7th European Conference on African Studies in Basel
“Urban Africa – Urban Africans: New Encounters of the Rural and the Urban” was the topic of the 7th European Conference on African Studies (ECAS). The conference was organized by the Centre for African Studies Basel and the Swiss Society for African Studies. It took place at the University of Basel from June 29 to July 1, 2017. Ralph Weber, Assistant Professor of European Global Studies, participated in a round table discussion.
At 3.5% Africa has the highest urbanization rate in the whole world. The potential effects of these staggering growth rates are relevant for all Africans, both in the urban as well as in the rural areas. By 2040 the continent’s cities are expected to have to accommodate 79 Million additional inhabitants. Between 2040 and 2050 the figure will rise to a staggering 84 Million. The latest UN-Habitat report forecasts that by 2025 Africa’s urban population will outstrip that of Europe and Latin America together. No wonder that a growing number of researchers, institutions and governments are paying more and more attention to urbanization in Africa.
African urbanization trends raise several issues that are of interest to scholars. These range from politics, through economics to social and cultural issues. The key issue at the conference, however, was how urbanization processes in Africa transform conventional objects of African Studies and how scholars of Africa gear up to face such changes. While the urban were prominent, the proposed conference theme has also looked into the entanglements of the rural with the urban, especially with a view to addressing an implicit assumption underlying the study of Africa and which concerns the supposed rural ‘nature’ of the continent as well as the constitutive nature of the tension between tradition and modernity.
In the conference’s four keynote lectures, the speakers explored digitalization in the field of African Studies (Mirjam de Bruijn), showed the relevance of the field through the example of urbane scholarship (Elísio Macamo), approached urbanizing Africans and their notions of identity and belonging (Joyce Nyairo), and took a look at the politics of governing African urban spaces (Edgar Pieterse).
Ralph Weber, Assistant Professor of European Global Studies at the EIB, participated in a round table discussion that focuses on the topic “Africa and the West: The Challenge of Reciprocal Comparisons in the Study of Africa.” Much research, perhaps particularly in studies of politics and economics in Africa, is conducted against the background assumption that African phenomena are fundamentally different from European ones. Owing to differences in social, political, and economic development levels this assumption may seem warranted.

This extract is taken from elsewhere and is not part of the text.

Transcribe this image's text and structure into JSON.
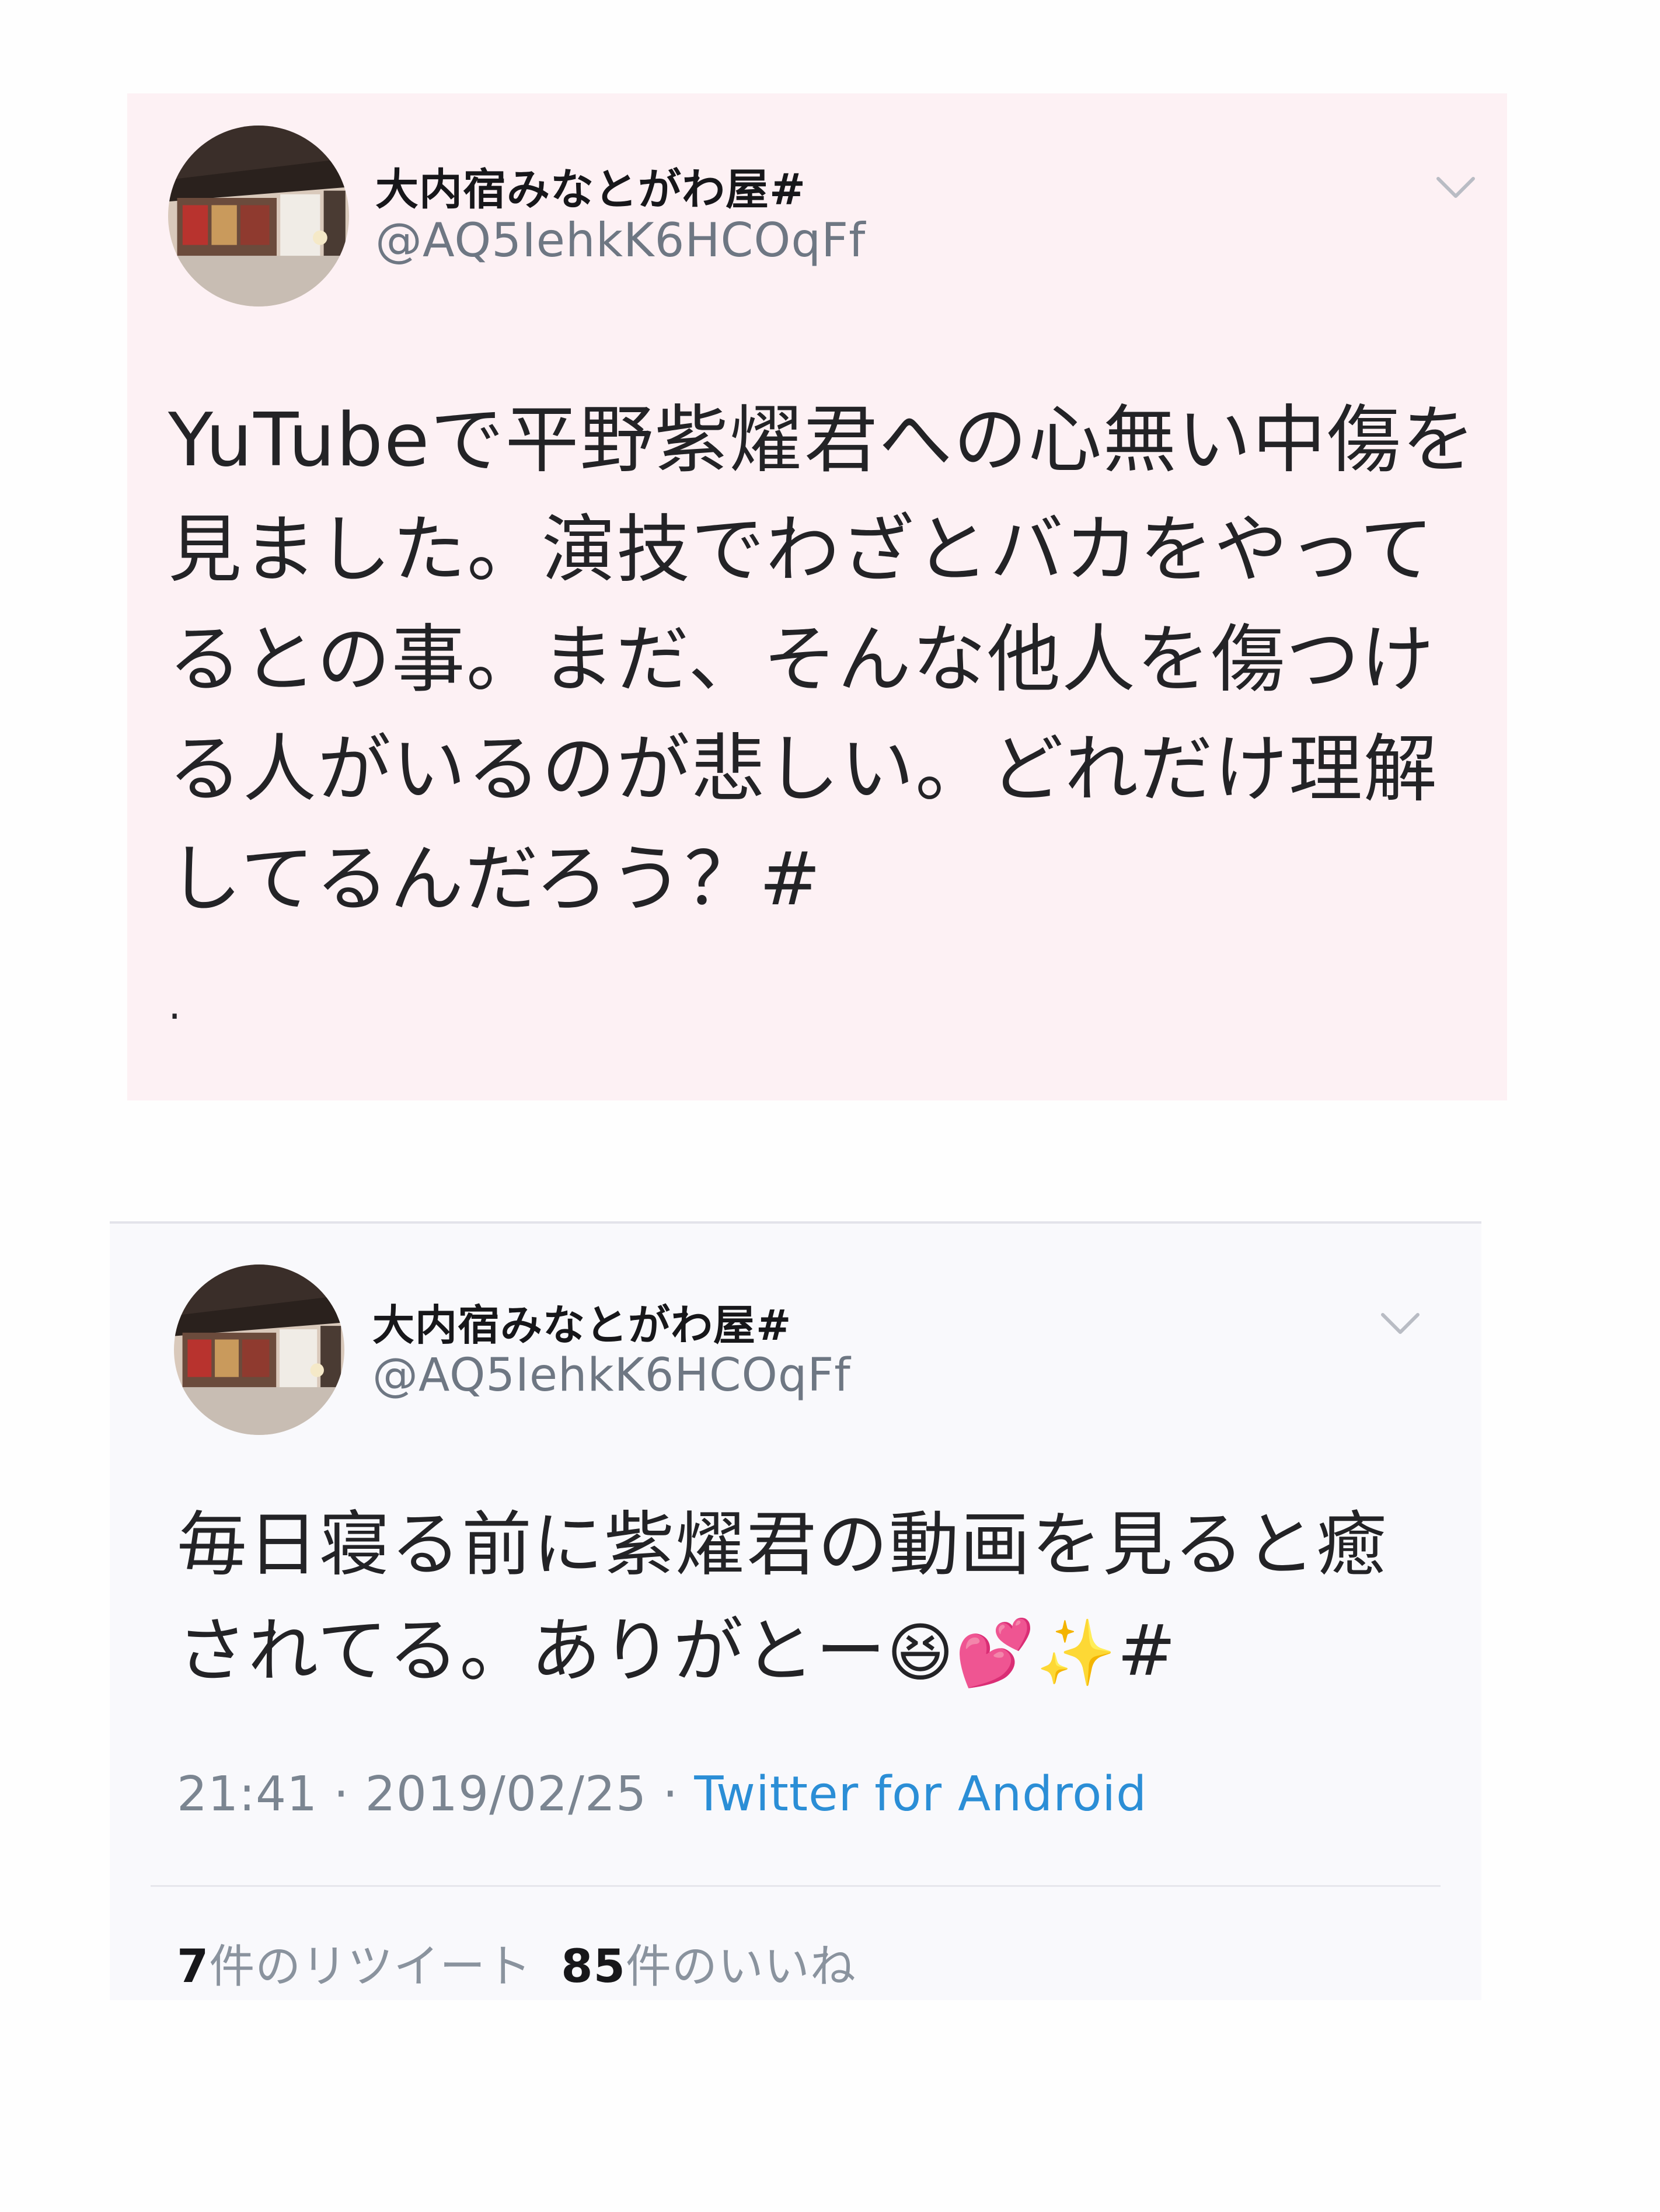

But doing comparisons ‘reciprocally’ – where both sides of the comparisons are allowed to be the norm and the deviation – is proving difficult. In this discussion, scholars from Africa and ‘the West’ aim to explore issues bearing on conceptual and empirical comparison with the intention of raising issues concerning the practice of African Studies and its significance to scholarship in general.
Other panels sought to gauge Europe’s continued relevance on the continent by exploring the ways in which the European Union has responded to Africa's shifting international orientation and rapidly changing demographics and urban growth (more information), or investigated the framing of common challenges of urban challenges, accounting for divergent African and European views and the ability to surmount them (more information).
About the Event
The 7th European Conference on African Studies was organized by the Centre for African Studies Basel and the Swiss Society for African Studies. It took place from June 29 to July 1, 2017, at the University of Basel. In total, over 1500 participants presented 1046 papers in 204 thematic panels and engaged in 10 round table discussions, 18 book launches, 13 film screenings and 13 meetings, and four keynote lectures.
The Centre for African Studies Basel is a coordinated research network at the University of Basel, including further institutions such as the Basler Afrika Bibliographien, Mission 21 or the Swiss Tropic and Public Health Institute. It promotes Africa-related teaching at the university and offers MA and PhD programs in African Studies as well as an advanced studies Certificate in African Affairs.
The Swiss Society for African Studies (SSAS) aims at advancing research on Africa, including the organization of conferences to discuss questions of African lifestyles and other aspects of African societies and cultures. Contributing to the circulation of relevant information, the SSAS understands itself as platform for synergies and collaboration between universities and research institutions.